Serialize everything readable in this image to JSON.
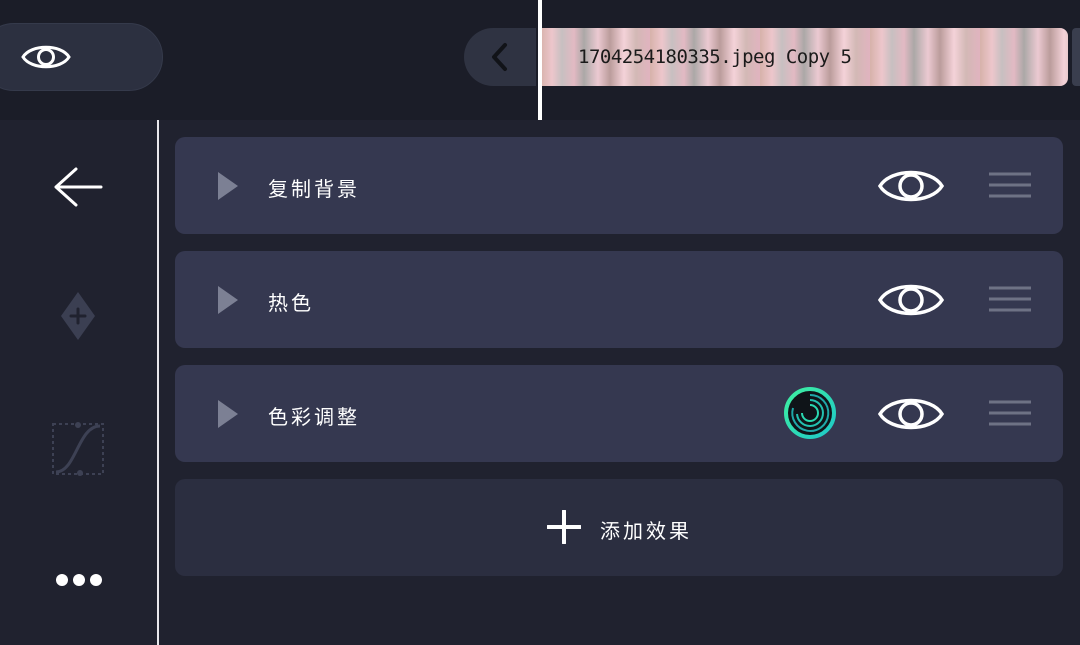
{
  "topbar": {
    "visibility_icon": "eye-icon",
    "back_icon": "chevron-left-icon",
    "clip": {
      "title": "1704254180335.jpeg Copy 5"
    }
  },
  "sidebar": {
    "back_icon": "arrow-left-icon",
    "keyframe_icon": "keyframe-add-icon",
    "curve_icon": "bezier-curve-icon",
    "more_icon": "more-horizontal-icon"
  },
  "effects": [
    {
      "label": "复制背景",
      "has_indicator": false
    },
    {
      "label": "热色",
      "has_indicator": false
    },
    {
      "label": "色彩调整",
      "has_indicator": true
    }
  ],
  "add_effect": {
    "label": "添加效果",
    "icon": "plus-icon"
  },
  "colors": {
    "accent": "#2de0b0",
    "card": "#353850",
    "background": "#20222f"
  }
}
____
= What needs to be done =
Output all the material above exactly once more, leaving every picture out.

= Solution for this problem =
Serialize everything readable in this image to JSON.
{
  "topbar": {
    "visibility_icon": "eye-icon",
    "back_icon": "chevron-left-icon",
    "clip": {
      "title": "1704254180335.jpeg Copy 5"
    }
  },
  "sidebar": {
    "back_icon": "arrow-left-icon",
    "keyframe_icon": "keyframe-add-icon",
    "curve_icon": "bezier-curve-icon",
    "more_icon": "more-horizontal-icon"
  },
  "effects": [
    {
      "label": "复制背景",
      "has_indicator": false
    },
    {
      "label": "热色",
      "has_indicator": false
    },
    {
      "label": "色彩调整",
      "has_indicator": true
    }
  ],
  "add_effect": {
    "label": "添加效果",
    "icon": "plus-icon"
  },
  "colors": {
    "accent": "#2de0b0",
    "card": "#353850",
    "background": "#20222f"
  }
}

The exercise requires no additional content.